4. When I win an argument, does it make me feel good, even if the other person feels bad?

If you are controlled by love, you will find arguing very unpleasant. You will avoid it, and if you get trapped in it, you will hurry to soothe the other person’s feelings.

5. Do I ever support those responsible for factional debates within the church?

There is a place for defending the fundamental truths of our faith. But most of the strife within churches boils down to competition for power. Strife is usually a sign that the motivation governing interaction between the brethren is not love, but selfish ambition.

Study Questions

  1. What is wisdom?
  2. What is the first essential quality of true wisdom?
  3. What is the second essential quality of true wisdom?
  4. What does false wisdom create?
  5. What are two evil results?
  6. How do true wisdom and false wisdom differ in their sources?
  7. How does James define the three sources of evil that we know as the world, the flesh, and the devil?
  8. What comes from envying and strife?
  9. What may be the last stage of conflict in the church?
  10. How can we avoid such a destructive outcome?

Further Reading

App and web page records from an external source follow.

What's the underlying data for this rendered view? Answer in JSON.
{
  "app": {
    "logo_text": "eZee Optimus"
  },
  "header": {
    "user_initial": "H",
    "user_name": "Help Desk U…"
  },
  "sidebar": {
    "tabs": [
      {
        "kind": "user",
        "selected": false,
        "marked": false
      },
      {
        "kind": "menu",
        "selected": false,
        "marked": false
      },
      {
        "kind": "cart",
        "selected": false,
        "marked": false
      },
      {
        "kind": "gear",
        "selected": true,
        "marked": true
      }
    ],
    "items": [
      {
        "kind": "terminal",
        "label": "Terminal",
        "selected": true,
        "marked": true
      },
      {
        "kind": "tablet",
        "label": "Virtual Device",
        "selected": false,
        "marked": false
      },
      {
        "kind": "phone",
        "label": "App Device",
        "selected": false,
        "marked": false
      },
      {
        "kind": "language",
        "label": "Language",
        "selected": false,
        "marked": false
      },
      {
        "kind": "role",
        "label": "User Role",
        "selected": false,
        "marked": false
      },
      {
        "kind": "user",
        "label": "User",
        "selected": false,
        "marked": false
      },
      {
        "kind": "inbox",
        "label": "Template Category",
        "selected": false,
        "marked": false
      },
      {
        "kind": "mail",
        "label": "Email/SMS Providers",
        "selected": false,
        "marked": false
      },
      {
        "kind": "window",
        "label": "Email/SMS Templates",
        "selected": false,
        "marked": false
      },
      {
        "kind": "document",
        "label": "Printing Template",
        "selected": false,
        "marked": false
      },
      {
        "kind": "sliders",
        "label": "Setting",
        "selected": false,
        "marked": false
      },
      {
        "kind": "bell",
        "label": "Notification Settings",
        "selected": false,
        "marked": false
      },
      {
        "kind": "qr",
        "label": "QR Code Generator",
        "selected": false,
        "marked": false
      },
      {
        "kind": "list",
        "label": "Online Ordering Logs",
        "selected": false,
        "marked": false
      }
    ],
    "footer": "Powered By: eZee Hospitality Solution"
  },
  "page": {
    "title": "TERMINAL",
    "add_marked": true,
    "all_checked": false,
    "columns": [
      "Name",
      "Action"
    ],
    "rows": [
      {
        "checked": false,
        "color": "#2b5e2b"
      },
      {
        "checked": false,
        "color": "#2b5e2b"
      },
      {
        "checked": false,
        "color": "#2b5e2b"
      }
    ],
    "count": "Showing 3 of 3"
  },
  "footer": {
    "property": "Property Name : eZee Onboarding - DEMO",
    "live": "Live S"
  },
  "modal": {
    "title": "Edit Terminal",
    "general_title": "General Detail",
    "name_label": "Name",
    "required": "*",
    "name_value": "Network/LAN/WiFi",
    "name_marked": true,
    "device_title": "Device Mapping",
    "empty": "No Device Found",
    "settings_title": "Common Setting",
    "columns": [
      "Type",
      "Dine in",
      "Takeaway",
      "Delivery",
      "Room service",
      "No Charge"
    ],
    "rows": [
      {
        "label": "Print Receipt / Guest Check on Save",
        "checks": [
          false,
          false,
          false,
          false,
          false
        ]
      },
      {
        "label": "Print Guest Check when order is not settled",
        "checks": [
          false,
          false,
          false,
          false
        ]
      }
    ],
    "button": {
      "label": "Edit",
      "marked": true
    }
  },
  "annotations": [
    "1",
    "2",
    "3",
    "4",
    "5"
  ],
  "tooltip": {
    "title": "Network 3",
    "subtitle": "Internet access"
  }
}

If you have found this lesson helpful, you might want to obtain Ed Rickard's commentary on the whole Epistle of James. For a brief description and for information on how to obtain it, click here.